Anne Arundel County officials and the Maryland State Police today signed an agreement to collaborate on drug enforcement, a move intended to pool investigative resources at a time when budgets are tight.
The agreement between the state and county police involves joint investigations, training, lab studies and other support functions.
The emphasis will be on interdiction efforts against the transport of drugs by aircraft, buses, trains and boats, as well as through hotels and motels.
State Police Superintendent Elmer H. Tippett said the agreement with Anne Arundel was needed because the county is more susceptible to the flow of drug traffic than other jurisdictions because Anne Arundel has an international airport, an Amtrak corridor, interstate highways and an extensive coastline.
Lt. Col. Tom Carr, chief of drug enforcement for the State Police, said his agency has agreements with 16 Maryland counties but the pacts differ from the "memorandum of understanding" signed today with Anne Arundel County.
The other agreements are task force arrangements, in which local police contribute to task force drug investigations headed by the State Police.
Carr said that Anne Arundel police will trade information and collaborate with State Police but without coming under their command for special investigations.
Carr said he hopes to sign similar agreements with other large metropolitan jurisdictions.
One result of the agreement, Carr said, will be additional State Police detectives working on drug cases in Anne Arundel.
Their number will increase from 11 to 24, he said.

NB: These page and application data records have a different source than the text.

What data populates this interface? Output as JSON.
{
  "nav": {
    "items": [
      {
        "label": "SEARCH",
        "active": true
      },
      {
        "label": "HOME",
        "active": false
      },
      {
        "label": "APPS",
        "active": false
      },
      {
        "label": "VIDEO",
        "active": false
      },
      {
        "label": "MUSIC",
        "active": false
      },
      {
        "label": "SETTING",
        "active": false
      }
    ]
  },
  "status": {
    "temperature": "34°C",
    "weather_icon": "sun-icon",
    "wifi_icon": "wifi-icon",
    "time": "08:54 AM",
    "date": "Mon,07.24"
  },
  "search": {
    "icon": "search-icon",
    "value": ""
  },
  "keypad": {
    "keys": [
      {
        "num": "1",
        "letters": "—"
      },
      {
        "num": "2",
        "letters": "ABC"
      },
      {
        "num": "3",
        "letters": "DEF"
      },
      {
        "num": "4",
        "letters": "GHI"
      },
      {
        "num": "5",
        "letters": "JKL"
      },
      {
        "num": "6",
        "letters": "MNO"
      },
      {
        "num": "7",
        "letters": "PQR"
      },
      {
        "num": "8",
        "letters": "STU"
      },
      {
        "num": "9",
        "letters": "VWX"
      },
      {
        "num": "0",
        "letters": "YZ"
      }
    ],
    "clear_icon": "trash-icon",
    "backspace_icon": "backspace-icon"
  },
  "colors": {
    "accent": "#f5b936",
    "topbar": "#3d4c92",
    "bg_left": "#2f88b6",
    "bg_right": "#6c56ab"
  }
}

The cost of their salaries will be borne by drug enforcement grants from the federal government.
County Executive Robert R. Neall approached the State Police with the idea for an agreement on collaboration.
He said he recalled from his previous job as chairman of the Governor's Commission on Alcohol and Drug Abuse Prevention that drug investigations at different levels of government sometimes paralleled each other.
With the budgets of the State Police and the Anne Arundel Police suffering cuts, the agreement "enables us to maintain a comprehensive investigative effort," Neall said. "It's trying to find other ways to do the same job."
Officials did not have estimates of specific cost savings.
County Police Chief Robert Russell said his department was already cooperating with the State Police, but that the agreement puts the understanding in formal terms.
Anne Arundel County conducts about 200 drug investigations a year. Since the county police Interdiction Unit was formed in November 1990, it has recovered $350,265 worth of illegal drugs and $63,142 in currency, officials said.